In the years since moving from upstate New York to Burnsville’s Walden neighborhood, Gil Dedrick and his wife, Pat, talked frequently about the challenges of starting over in a new place.

Dealing with sediment contamination didn’t often come up in those conversations. That is, until recently.

The cleanup of a nearby stormwater retention pond, which he believes has been contaminated by decades of runoff laced with toxic chemicals, has been on his mind for months.

The issue has pitted residents of this verdant neighborhood tucked near the Birnamwood Golf Course against the city, which contends that more sophisticated testing has to be done before any cleanup is possible.

Dedrick said neighbors waited for the city to address the pollution, even as concerns increased about possible pollution of the pond’s sediment by the chemicals leaching out of coal tar-based driveway and parking lot sealants. In the meantime, other cities across the metro considered banning the sealants, which research increasingly linked to cancer and other health problems.

“They had eight parking lots up at the townhouses. Well, every other year they coated it with asphalt, coal-tar derivatives, and that washed down and went right into the pond because we only have two tubes that are feeding the pond,” the retired poultry firm owner said.

Burnsville officials said the pond, is one of about 270 that dot the city, and is inspected every five years.

Frustrated by the lack of meaningful response by city officials, Dedrick said, he went out and tested the sediment himself last fall. He said he found traces of polyaromatic hydrocarbons, or PAHes — a toxic byproduct of once-common coal-tar-based sealants — whose use the Legislature recently banned.

Residents wanted to know whether the contaminants could attach themselves “to particles of sand that’s in the sediment and they can float in the air and you get some real health problems,” Dedrick said, patting a sheath of letters and newspaper articles sitting on his kitchen table.

Armed with the test results, Dedrick says he wrote to neighbors, and state and local pollution officials requesting action.

“To add insult to injury to Walden, we suggest you stop along the west side of Welcome on 130th, look down and see the stormwater dumped on the floor of the most pristine part of our common grounds,” he wrote in a letter to Walden residents. “There is no pond here, just standing water with a big invitation for mosquitoes to breed. All from the storm sewer off 130th St. Heaven knows what we will find when we take a soil sample here.”

Amid mounting public concern, the city announced recently it would conduct its own testing.

It will check for the need for any cleanup of the pond, which was built in 1969 to “capture stormwater and allow pollutants to settle out before it’s passed down downstream,” said Terry Schultz, the city’s parks and recreation director.

Currently no data is available to indicate how much sediment pollution was left from years of collecting PAH-tinged runoff. But, city officials said they would be testing concentration levels at the site to see if the pond will need to be dredged, as environmental regulations suggest it should be every 15 years.
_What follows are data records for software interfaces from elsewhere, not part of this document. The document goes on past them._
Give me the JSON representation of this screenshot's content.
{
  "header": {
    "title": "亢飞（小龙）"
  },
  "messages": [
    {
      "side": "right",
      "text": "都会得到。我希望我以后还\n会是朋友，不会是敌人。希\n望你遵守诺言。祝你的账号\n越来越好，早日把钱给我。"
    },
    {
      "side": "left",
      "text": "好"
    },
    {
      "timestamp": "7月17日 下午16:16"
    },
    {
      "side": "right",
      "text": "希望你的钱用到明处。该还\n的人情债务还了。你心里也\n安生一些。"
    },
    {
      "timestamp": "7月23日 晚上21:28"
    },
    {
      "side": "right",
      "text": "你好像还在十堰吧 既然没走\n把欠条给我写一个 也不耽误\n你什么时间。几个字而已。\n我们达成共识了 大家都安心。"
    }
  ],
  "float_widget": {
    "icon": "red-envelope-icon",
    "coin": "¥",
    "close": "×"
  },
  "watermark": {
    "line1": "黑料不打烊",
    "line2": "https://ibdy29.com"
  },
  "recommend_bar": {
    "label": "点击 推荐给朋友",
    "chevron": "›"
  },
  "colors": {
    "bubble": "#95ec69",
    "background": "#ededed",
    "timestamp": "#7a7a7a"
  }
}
The city’s “plans for removal or other remediation options will need to be formulated after the test results are known,” city engineer Ryan Peterson said in a written response to Dedrick. Burnsville “has been unable to test these sediments earlier due to the wet spring and early summer conditions we experienced.”

Some Walden residents recently said they knew of the sediment contamination, but were never notified by the city about the severity of the problem.

The 2-acre pond is located east of Parkwood Drive and surrounded by woods that Dedrick says are home to wildlife, including deer, foxes and wild turkeys.

Officials said that if their tests, which will be conducted according Minnesota Pollution Control Agency (MPCA) guidelines, reveal any sediment contamination, then cleanup efforts will follow.

The contaminated sediment would be hauled away to a nearby landfill.

The MPCA requires communities to keep storm ponds in good working order and to dispose of contaminated pond sediment.

In recent years, costs associated with cleaning up contaminated sludge in stormwater ponds across the metro have shot past $1 billion, although the pollution agency does award grants for cleanup efforts.

Determined to reduce pollutants found in stormwater, state lawmakers passed a law banning the use of coal-tar based sealants — which some studies have shown can pose a risk of cancer in humans, as well as being harmful to fish and other wildlife — used on driveways, parking lots and recreational trails. The law went into effect on Jan. 1.

An MPCA study found that about 67 percent of PAHes found in the sediments of 15 metro-area stormwater ponds were from such sealants, a claim the sealant industry has repeatedly denied.

“We know that won’t be a problem moving forward, but this is a pond that has been in place for more than 30 years,” said Schultz, the parks and recreation director. “So it would have received runoff from driveways that were potentially sealed by coal-tar sealants.”